* Supplied records *
┄┄┄┄┄┄┄┄┄┄┄┄┄┄┄┄┄┄┄┄
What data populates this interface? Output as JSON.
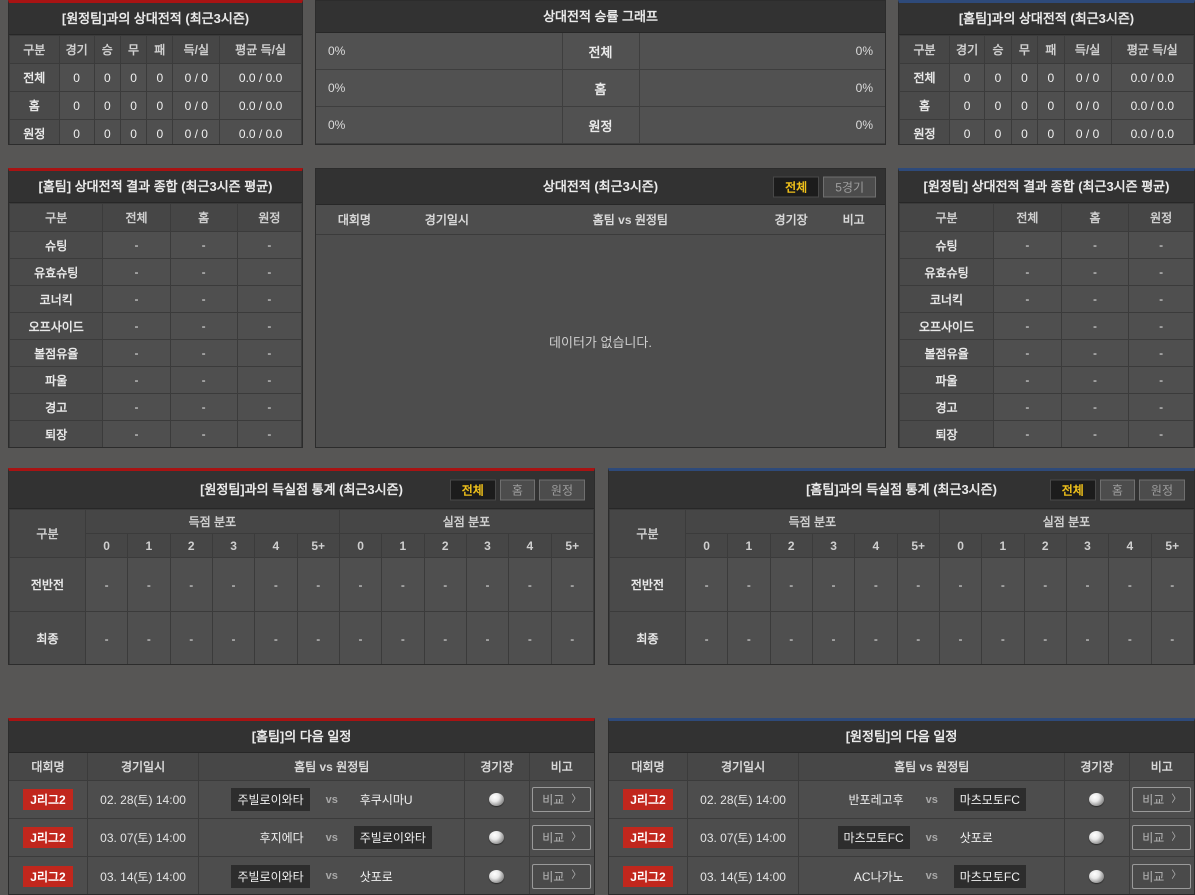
{
  "common": {
    "vs": "vs",
    "compare": "비교",
    "chevron": "〉",
    "gubun": "구분"
  },
  "colors": {
    "home_accent": "#a81313",
    "away_accent": "#2e4a7a",
    "active_tab_text": "#f0c11a",
    "league_badge_bg": "#c1271d",
    "panel_bg": "#4d4d4d",
    "title_bg": "#323232"
  },
  "h2h_away": {
    "title": "[원정팀]과의 상대전적 (최근3시즌)",
    "columns": [
      "구분",
      "경기",
      "승",
      "무",
      "패",
      "득/실",
      "평균 득/실"
    ],
    "rows": [
      {
        "label": "전체",
        "values": [
          "0",
          "0",
          "0",
          "0",
          "0 / 0",
          "0.0 / 0.0"
        ]
      },
      {
        "label": "홈",
        "values": [
          "0",
          "0",
          "0",
          "0",
          "0 / 0",
          "0.0 / 0.0"
        ]
      },
      {
        "label": "원정",
        "values": [
          "0",
          "0",
          "0",
          "0",
          "0 / 0",
          "0.0 / 0.0"
        ]
      }
    ]
  },
  "winrate_graph": {
    "title": "상대전적 승률 그래프",
    "rows": [
      {
        "label": "전체",
        "left_pct": "0%",
        "right_pct": "0%",
        "left_value": 0,
        "right_value": 0
      },
      {
        "label": "홈",
        "left_pct": "0%",
        "right_pct": "0%",
        "left_value": 0,
        "right_value": 0
      },
      {
        "label": "원정",
        "left_pct": "0%",
        "right_pct": "0%",
        "left_value": 0,
        "right_value": 0
      }
    ]
  },
  "h2h_home": {
    "title": "[홈팀]과의 상대전적 (최근3시즌)",
    "columns": [
      "구분",
      "경기",
      "승",
      "무",
      "패",
      "득/실",
      "평균 득/실"
    ],
    "rows": [
      {
        "label": "전체",
        "values": [
          "0",
          "0",
          "0",
          "0",
          "0 / 0",
          "0.0 / 0.0"
        ]
      },
      {
        "label": "홈",
        "values": [
          "0",
          "0",
          "0",
          "0",
          "0 / 0",
          "0.0 / 0.0"
        ]
      },
      {
        "label": "원정",
        "values": [
          "0",
          "0",
          "0",
          "0",
          "0 / 0",
          "0.0 / 0.0"
        ]
      }
    ]
  },
  "summary_home": {
    "title": "[홈팀] 상대전적 결과 종합 (최근3시즌 평균)",
    "columns": [
      "구분",
      "전체",
      "홈",
      "원정"
    ],
    "rows": [
      {
        "label": "슈팅",
        "values": [
          "-",
          "-",
          "-"
        ]
      },
      {
        "label": "유효슈팅",
        "values": [
          "-",
          "-",
          "-"
        ]
      },
      {
        "label": "코너킥",
        "values": [
          "-",
          "-",
          "-"
        ]
      },
      {
        "label": "오프사이드",
        "values": [
          "-",
          "-",
          "-"
        ]
      },
      {
        "label": "볼점유율",
        "values": [
          "-",
          "-",
          "-"
        ]
      },
      {
        "label": "파울",
        "values": [
          "-",
          "-",
          "-"
        ]
      },
      {
        "label": "경고",
        "values": [
          "-",
          "-",
          "-"
        ]
      },
      {
        "label": "퇴장",
        "values": [
          "-",
          "-",
          "-"
        ]
      }
    ]
  },
  "h2h_list": {
    "title": "상대전적 (최근3시즌)",
    "tabs": [
      "전체",
      "5경기"
    ],
    "active_tab": 0,
    "columns": [
      "대회명",
      "경기일시",
      "홈팀 vs 원정팀",
      "경기장",
      "비고"
    ],
    "empty_message": "데이터가 없습니다."
  },
  "summary_away": {
    "title": "[원정팀] 상대전적 결과 종합 (최근3시즌 평균)",
    "columns": [
      "구분",
      "전체",
      "홈",
      "원정"
    ],
    "rows": [
      {
        "label": "슈팅",
        "values": [
          "-",
          "-",
          "-"
        ]
      },
      {
        "label": "유효슈팅",
        "values": [
          "-",
          "-",
          "-"
        ]
      },
      {
        "label": "코너킥",
        "values": [
          "-",
          "-",
          "-"
        ]
      },
      {
        "label": "오프사이드",
        "values": [
          "-",
          "-",
          "-"
        ]
      },
      {
        "label": "볼점유율",
        "values": [
          "-",
          "-",
          "-"
        ]
      },
      {
        "label": "파울",
        "values": [
          "-",
          "-",
          "-"
        ]
      },
      {
        "label": "경고",
        "values": [
          "-",
          "-",
          "-"
        ]
      },
      {
        "label": "퇴장",
        "values": [
          "-",
          "-",
          "-"
        ]
      }
    ]
  },
  "goals_stats_away": {
    "title": "[원정팀]과의 득실점 통계 (최근3시즌)",
    "tabs": [
      "전체",
      "홈",
      "원정"
    ],
    "active_tab": 0,
    "corner_label": "구분",
    "group_headers": [
      "득점 분포",
      "실점 분포"
    ],
    "score_columns": [
      "0",
      "1",
      "2",
      "3",
      "4",
      "5+"
    ],
    "rows": [
      {
        "label": "전반전",
        "scored": [
          "-",
          "-",
          "-",
          "-",
          "-",
          "-"
        ],
        "conceded": [
          "-",
          "-",
          "-",
          "-",
          "-",
          "-"
        ]
      },
      {
        "label": "최종",
        "scored": [
          "-",
          "-",
          "-",
          "-",
          "-",
          "-"
        ],
        "conceded": [
          "-",
          "-",
          "-",
          "-",
          "-",
          "-"
        ]
      }
    ]
  },
  "goals_stats_home": {
    "title": "[홈팀]과의 득실점 통계 (최근3시즌)",
    "tabs": [
      "전체",
      "홈",
      "원정"
    ],
    "active_tab": 0,
    "corner_label": "구분",
    "group_headers": [
      "득점 분포",
      "실점 분포"
    ],
    "score_columns": [
      "0",
      "1",
      "2",
      "3",
      "4",
      "5+"
    ],
    "rows": [
      {
        "label": "전반전",
        "scored": [
          "-",
          "-",
          "-",
          "-",
          "-",
          "-"
        ],
        "conceded": [
          "-",
          "-",
          "-",
          "-",
          "-",
          "-"
        ]
      },
      {
        "label": "최종",
        "scored": [
          "-",
          "-",
          "-",
          "-",
          "-",
          "-"
        ],
        "conceded": [
          "-",
          "-",
          "-",
          "-",
          "-",
          "-"
        ]
      }
    ]
  },
  "schedule_home": {
    "title": "[홈팀]의 다음 일정",
    "columns": [
      "대회명",
      "경기일시",
      "홈팀 vs 원정팀",
      "경기장",
      "비고"
    ],
    "rows": [
      {
        "league": "J리그2",
        "datetime": "02. 28(토) 14:00",
        "home": "주빌로이와타",
        "away": "후쿠시마U",
        "highlight": "home"
      },
      {
        "league": "J리그2",
        "datetime": "03. 07(토) 14:00",
        "home": "후지에다",
        "away": "주빌로이와타",
        "highlight": "away"
      },
      {
        "league": "J리그2",
        "datetime": "03. 14(토) 14:00",
        "home": "주빌로이와타",
        "away": "삿포로",
        "highlight": "home"
      }
    ]
  },
  "schedule_away": {
    "title": "[원정팀]의 다음 일정",
    "columns": [
      "대회명",
      "경기일시",
      "홈팀 vs 원정팀",
      "경기장",
      "비고"
    ],
    "rows": [
      {
        "league": "J리그2",
        "datetime": "02. 28(토) 14:00",
        "home": "반포레고후",
        "away": "마츠모토FC",
        "highlight": "away"
      },
      {
        "league": "J리그2",
        "datetime": "03. 07(토) 14:00",
        "home": "마츠모토FC",
        "away": "삿포로",
        "highlight": "home"
      },
      {
        "league": "J리그2",
        "datetime": "03. 14(토) 14:00",
        "home": "AC나가노",
        "away": "마츠모토FC",
        "highlight": "away"
      }
    ]
  }
}
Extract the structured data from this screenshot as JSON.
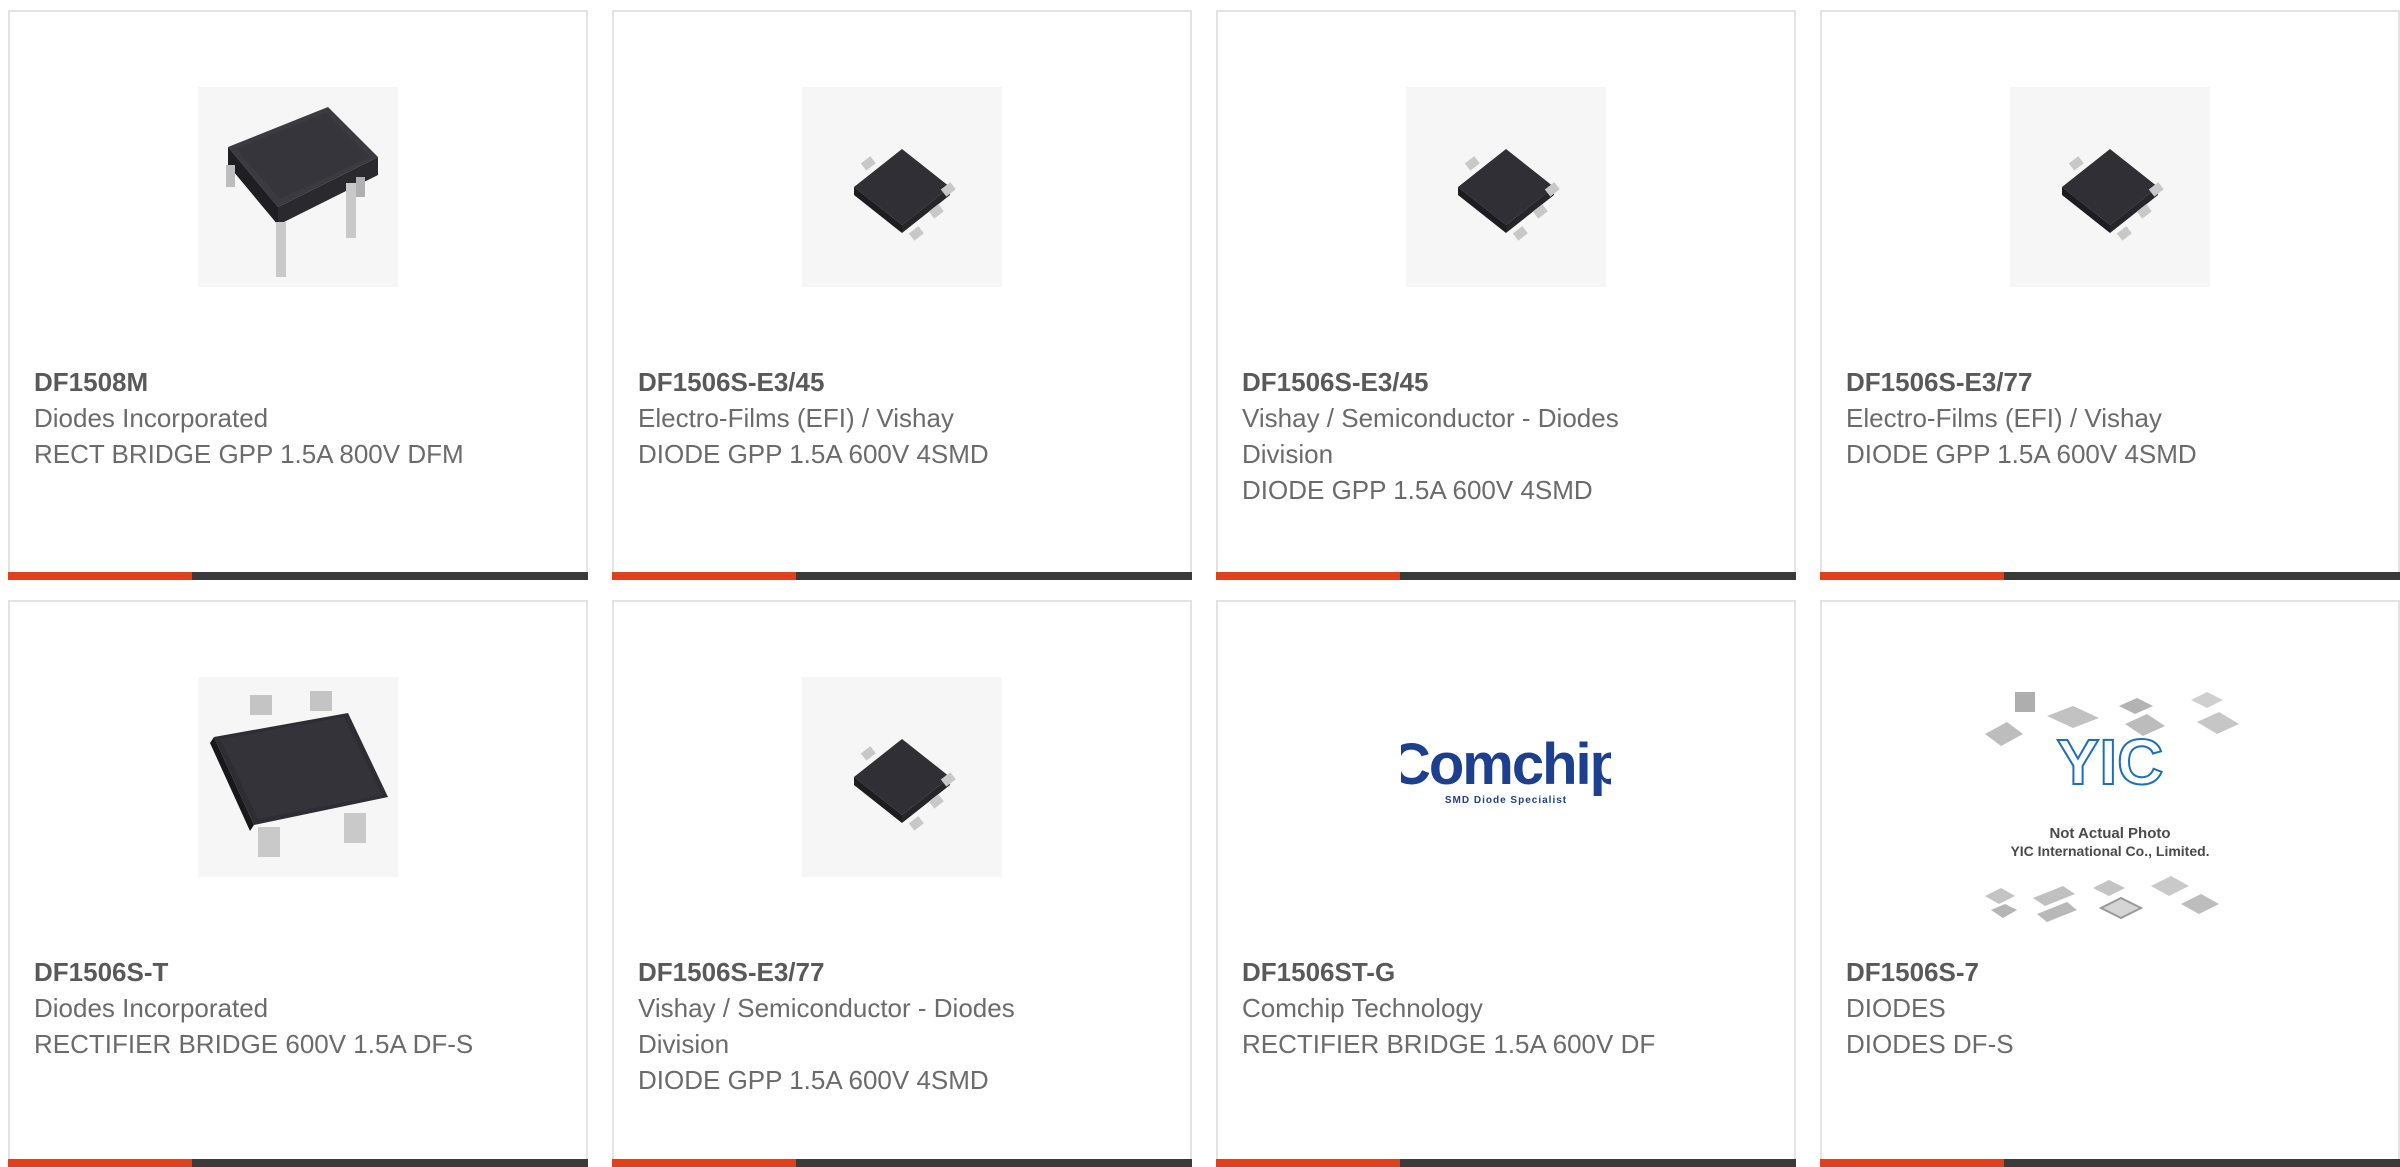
{
  "products": [
    {
      "part": "DF1508M",
      "manufacturer": "Diodes Incorporated",
      "description": "RECT BRIDGE GPP 1.5A 800V DFM",
      "image": "dfm-through-hole-bridge"
    },
    {
      "part": "DF1506S-E3/45",
      "manufacturer": "Electro-Films (EFI) / Vishay",
      "description": "DIODE GPP 1.5A 600V 4SMD",
      "image": "small-smd-bridge"
    },
    {
      "part": "DF1506S-E3/45",
      "manufacturer": "Vishay / Semiconductor - Diodes Division",
      "description": "DIODE GPP 1.5A 600V 4SMD",
      "image": "small-smd-bridge"
    },
    {
      "part": "DF1506S-E3/77",
      "manufacturer": "Electro-Films (EFI) / Vishay",
      "description": "DIODE GPP 1.5A 600V 4SMD",
      "image": "small-smd-bridge"
    },
    {
      "part": "DF1506S-T",
      "manufacturer": "Diodes Incorporated",
      "description": "RECTIFIER BRIDGE 600V 1.5A DF-S",
      "image": "df-s-bridge"
    },
    {
      "part": "DF1506S-E3/77",
      "manufacturer": "Vishay / Semiconductor - Diodes Division",
      "description": "DIODE GPP 1.5A 600V 4SMD",
      "image": "small-smd-bridge"
    },
    {
      "part": "DF1506ST-G",
      "manufacturer": "Comchip Technology",
      "description": "RECTIFIER BRIDGE 1.5A 600V DF",
      "image": "comchip-logo"
    },
    {
      "part": "DF1506S-7",
      "manufacturer": "DIODES",
      "description": "DIODES DF-S",
      "image": "yic-placeholder"
    }
  ],
  "logos": {
    "comchip": {
      "name": "Comchip",
      "tagline": "SMD Diode Specialist",
      "color": "#1d3f8f"
    },
    "yic": {
      "mark": "YIC",
      "line1": "Not Actual Photo",
      "line2": "YIC International Co., Limited.",
      "color": "#1c6fb8"
    }
  },
  "colors": {
    "accent": "#e0401c",
    "bar": "#3a3a3a",
    "border": "#e3e3e3",
    "text": "#6b6b6b"
  }
}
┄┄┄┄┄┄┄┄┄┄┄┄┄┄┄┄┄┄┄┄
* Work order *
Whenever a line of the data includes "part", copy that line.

* Answer *
      "part": "DF1508M",
      "part": "DF1506S-E3/45",
      "part": "DF1506S-E3/45",
      "part": "DF1506S-E3/77",
      "part": "DF1506S-T",
      "part": "DF1506S-E3/77",
      "part": "DF1506ST-G",
      "part": "DF1506S-7",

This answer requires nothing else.